▶ _Your instructions_: Extract every line below that contains the word "type".
======== Record set
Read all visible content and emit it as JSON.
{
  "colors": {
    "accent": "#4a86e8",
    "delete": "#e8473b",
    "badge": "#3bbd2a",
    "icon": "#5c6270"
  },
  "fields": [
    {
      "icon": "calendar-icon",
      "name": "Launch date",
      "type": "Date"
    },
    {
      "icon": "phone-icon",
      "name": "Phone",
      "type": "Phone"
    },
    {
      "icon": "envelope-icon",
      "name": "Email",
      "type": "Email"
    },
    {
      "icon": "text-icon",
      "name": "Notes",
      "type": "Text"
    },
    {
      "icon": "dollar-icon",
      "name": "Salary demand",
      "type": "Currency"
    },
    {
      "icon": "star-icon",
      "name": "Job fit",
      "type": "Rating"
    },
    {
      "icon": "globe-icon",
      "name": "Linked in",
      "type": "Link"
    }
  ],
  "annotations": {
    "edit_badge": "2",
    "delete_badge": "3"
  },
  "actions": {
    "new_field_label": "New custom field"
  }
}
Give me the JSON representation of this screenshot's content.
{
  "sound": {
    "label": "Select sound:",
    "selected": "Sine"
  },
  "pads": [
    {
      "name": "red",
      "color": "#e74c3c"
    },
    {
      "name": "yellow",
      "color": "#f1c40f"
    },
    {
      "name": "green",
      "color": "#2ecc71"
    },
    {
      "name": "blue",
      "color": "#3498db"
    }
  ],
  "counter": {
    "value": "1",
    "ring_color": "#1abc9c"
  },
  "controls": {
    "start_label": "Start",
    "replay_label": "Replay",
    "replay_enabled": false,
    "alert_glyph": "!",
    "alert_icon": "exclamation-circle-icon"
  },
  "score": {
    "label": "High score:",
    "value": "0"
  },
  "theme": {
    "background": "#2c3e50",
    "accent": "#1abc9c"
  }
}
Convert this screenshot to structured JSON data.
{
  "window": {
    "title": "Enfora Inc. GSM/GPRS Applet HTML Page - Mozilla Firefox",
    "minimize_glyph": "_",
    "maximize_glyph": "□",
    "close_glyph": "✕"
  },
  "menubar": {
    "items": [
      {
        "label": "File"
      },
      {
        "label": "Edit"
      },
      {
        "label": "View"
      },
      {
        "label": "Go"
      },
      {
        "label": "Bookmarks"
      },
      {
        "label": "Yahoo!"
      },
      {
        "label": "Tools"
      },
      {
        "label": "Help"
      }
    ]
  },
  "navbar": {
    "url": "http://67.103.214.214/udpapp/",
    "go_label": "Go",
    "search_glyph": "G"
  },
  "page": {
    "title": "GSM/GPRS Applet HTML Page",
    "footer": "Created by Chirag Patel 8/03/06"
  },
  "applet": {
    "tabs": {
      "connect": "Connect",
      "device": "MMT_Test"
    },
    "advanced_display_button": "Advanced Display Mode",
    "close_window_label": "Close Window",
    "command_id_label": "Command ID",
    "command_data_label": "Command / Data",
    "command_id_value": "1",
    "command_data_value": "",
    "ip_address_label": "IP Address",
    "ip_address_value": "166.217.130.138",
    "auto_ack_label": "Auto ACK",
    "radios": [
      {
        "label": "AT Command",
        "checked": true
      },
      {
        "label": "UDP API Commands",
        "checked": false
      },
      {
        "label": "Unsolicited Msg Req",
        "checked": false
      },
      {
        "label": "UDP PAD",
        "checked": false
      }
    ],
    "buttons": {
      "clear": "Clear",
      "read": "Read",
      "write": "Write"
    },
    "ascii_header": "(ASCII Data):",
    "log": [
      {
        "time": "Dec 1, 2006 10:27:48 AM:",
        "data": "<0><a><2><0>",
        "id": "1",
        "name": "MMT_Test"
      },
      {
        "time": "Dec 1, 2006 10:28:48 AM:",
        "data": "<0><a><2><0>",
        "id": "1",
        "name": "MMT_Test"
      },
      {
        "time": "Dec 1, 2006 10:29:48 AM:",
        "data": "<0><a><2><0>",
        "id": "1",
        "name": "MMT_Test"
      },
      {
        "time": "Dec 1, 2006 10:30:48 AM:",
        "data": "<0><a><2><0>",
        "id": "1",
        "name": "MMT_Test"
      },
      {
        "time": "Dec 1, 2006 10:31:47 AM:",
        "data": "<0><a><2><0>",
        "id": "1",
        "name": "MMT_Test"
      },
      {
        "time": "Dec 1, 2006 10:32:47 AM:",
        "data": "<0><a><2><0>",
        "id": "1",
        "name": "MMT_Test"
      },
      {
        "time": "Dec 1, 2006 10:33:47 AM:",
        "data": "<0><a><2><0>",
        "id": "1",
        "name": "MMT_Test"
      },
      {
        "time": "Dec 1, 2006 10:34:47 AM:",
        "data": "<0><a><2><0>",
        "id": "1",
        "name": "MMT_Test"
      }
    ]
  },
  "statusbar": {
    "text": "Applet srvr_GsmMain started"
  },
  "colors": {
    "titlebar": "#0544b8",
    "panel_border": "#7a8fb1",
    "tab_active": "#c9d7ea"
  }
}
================
▶ _Expected output_:
      "type": "Date"
      "type": "Phone"
      "type": "Email"
      "type": "Text"
      "type": "Currency"
      "type": "Rating"
      "type": "Link"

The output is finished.